- [WORK TO COMPLETE] Copy out every line of the data where the word "icon" is found.

Element data from apps and pages:
──────────

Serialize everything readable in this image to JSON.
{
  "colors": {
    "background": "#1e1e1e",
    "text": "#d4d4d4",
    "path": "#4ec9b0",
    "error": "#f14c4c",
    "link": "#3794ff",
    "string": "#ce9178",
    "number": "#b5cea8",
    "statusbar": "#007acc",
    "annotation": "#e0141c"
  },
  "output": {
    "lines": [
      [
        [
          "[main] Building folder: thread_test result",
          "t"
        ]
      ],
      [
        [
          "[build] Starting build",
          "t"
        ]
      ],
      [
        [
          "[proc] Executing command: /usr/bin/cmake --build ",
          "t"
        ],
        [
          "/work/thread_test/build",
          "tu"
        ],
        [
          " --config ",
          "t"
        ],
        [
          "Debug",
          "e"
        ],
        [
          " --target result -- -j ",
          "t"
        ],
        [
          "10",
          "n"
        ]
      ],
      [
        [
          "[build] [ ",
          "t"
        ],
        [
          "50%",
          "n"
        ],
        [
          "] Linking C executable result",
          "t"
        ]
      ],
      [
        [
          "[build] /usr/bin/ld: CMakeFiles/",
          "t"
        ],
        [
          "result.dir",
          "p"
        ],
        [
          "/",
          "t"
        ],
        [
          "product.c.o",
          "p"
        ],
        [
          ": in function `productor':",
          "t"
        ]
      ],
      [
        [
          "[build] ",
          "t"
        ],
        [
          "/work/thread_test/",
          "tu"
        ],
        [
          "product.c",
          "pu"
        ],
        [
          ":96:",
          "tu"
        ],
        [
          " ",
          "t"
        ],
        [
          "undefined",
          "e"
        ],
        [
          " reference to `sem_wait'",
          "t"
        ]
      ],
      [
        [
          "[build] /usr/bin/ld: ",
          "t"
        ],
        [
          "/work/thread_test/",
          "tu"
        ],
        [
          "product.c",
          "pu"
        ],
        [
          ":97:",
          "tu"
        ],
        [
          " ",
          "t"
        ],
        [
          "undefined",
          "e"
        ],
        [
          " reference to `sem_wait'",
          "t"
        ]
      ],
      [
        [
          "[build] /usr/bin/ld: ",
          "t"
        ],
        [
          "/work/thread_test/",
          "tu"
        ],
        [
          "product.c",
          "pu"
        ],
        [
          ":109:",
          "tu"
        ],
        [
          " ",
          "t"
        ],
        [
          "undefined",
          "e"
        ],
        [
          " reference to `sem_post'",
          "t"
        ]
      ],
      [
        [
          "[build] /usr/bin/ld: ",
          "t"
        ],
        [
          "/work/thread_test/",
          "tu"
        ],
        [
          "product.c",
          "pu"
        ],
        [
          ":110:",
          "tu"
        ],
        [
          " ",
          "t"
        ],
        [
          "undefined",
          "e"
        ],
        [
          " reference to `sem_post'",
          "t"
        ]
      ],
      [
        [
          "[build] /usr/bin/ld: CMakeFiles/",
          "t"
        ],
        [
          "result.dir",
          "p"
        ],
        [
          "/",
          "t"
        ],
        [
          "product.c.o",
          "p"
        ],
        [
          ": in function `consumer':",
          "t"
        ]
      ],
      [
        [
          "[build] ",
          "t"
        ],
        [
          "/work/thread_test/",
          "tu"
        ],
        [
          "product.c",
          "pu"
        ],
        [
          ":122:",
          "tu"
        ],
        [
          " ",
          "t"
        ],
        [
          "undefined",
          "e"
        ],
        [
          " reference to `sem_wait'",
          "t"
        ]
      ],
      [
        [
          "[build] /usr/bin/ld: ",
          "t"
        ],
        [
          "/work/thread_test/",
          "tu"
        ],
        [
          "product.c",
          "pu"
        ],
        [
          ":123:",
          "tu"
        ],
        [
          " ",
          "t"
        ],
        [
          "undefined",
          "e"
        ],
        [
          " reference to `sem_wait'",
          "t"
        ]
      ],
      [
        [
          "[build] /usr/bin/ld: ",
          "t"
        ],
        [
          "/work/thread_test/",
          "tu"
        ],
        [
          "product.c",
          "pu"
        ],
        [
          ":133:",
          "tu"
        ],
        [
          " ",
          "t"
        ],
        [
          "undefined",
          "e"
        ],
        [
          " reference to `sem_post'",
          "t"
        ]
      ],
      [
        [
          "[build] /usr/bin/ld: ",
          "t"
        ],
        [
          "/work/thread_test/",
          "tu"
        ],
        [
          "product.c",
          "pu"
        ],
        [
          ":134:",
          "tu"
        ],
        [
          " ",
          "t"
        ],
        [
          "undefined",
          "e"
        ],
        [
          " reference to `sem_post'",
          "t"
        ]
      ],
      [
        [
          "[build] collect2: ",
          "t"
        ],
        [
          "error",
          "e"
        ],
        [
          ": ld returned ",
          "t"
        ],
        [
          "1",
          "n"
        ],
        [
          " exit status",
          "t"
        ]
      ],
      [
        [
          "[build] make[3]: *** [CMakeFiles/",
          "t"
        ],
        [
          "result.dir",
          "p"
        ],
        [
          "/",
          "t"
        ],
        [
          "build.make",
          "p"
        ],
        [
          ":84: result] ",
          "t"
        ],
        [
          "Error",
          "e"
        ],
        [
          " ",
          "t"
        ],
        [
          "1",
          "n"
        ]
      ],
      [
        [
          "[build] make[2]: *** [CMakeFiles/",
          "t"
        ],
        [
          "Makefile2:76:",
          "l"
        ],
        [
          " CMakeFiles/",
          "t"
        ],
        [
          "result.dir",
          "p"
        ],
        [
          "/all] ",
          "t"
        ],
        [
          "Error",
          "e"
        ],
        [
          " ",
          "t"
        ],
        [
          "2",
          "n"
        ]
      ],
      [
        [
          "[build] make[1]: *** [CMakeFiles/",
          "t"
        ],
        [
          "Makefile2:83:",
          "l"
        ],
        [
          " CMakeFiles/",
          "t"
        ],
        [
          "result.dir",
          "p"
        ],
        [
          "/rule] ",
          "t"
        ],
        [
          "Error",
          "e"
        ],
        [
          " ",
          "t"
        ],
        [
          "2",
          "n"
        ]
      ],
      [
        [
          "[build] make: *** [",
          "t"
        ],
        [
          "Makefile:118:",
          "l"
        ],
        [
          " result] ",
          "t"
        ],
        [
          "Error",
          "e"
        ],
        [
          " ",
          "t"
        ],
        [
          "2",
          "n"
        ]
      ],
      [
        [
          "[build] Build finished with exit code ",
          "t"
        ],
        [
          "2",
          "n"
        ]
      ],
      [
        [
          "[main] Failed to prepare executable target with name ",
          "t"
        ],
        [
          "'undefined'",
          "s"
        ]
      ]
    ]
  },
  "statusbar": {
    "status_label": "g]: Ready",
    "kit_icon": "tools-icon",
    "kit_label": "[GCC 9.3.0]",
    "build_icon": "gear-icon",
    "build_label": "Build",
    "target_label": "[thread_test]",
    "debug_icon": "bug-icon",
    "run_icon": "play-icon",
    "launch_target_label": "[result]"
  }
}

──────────

- [SOLUTION FOR THIS PROBLEM]
    "kit_icon": "tools-icon",
    "build_icon": "gear-icon",
    "debug_icon": "bug-icon",
    "run_icon": "play-icon",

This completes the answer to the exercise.